Task statement. An exact reproduction of all entries is required.
________
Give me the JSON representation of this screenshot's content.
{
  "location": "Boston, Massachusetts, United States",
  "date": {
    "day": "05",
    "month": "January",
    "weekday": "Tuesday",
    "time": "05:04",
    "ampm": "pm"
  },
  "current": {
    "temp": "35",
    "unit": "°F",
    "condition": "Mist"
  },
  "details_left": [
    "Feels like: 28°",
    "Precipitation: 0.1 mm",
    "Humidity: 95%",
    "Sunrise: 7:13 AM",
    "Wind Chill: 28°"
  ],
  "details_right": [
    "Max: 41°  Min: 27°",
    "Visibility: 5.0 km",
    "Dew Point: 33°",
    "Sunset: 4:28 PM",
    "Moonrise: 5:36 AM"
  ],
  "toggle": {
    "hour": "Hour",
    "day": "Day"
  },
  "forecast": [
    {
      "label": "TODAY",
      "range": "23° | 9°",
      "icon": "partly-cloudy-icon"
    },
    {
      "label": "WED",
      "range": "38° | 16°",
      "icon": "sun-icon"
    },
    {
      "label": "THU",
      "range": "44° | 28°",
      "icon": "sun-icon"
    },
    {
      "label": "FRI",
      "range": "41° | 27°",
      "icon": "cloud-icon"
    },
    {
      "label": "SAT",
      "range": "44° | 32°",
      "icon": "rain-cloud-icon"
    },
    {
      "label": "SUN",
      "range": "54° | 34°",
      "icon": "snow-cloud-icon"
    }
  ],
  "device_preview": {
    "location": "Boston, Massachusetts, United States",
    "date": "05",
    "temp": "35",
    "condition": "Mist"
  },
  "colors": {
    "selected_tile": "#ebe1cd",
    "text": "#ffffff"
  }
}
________
Result of the exercise.
Give me the JSON representation of this screenshot's content.
{
  "location": "Boston, Massachusetts, United States",
  "date": {
    "day": "05",
    "month": "January",
    "weekday": "Tuesday",
    "time": "05:04",
    "ampm": "pm"
  },
  "current": {
    "temp": "35",
    "unit": "°F",
    "condition": "Mist"
  },
  "details_left": [
    "Feels like: 28°",
    "Precipitation: 0.1 mm",
    "Humidity: 95%",
    "Sunrise: 7:13 AM",
    "Wind Chill: 28°"
  ],
  "details_right": [
    "Max: 41°  Min: 27°",
    "Visibility: 5.0 km",
    "Dew Point: 33°",
    "Sunset: 4:28 PM",
    "Moonrise: 5:36 AM"
  ],
  "toggle": {
    "hour": "Hour",
    "day": "Day"
  },
  "forecast": [
    {
      "label": "TODAY",
      "range": "23° | 9°",
      "icon": "partly-cloudy-icon"
    },
    {
      "label": "WED",
      "range": "38° | 16°",
      "icon": "sun-icon"
    },
    {
      "label": "THU",
      "range": "44° | 28°",
      "icon": "sun-icon"
    },
    {
      "label": "FRI",
      "range": "41° | 27°",
      "icon": "cloud-icon"
    },
    {
      "label": "SAT",
      "range": "44° | 32°",
      "icon": "rain-cloud-icon"
    },
    {
      "label": "SUN",
      "range": "54° | 34°",
      "icon": "snow-cloud-icon"
    }
  ],
  "device_preview": {
    "location": "Boston, Massachusetts, United States",
    "date": "05",
    "temp": "35",
    "condition": "Mist"
  },
  "colors": {
    "selected_tile": "#ebe1cd",
    "text": "#ffffff"
  }
}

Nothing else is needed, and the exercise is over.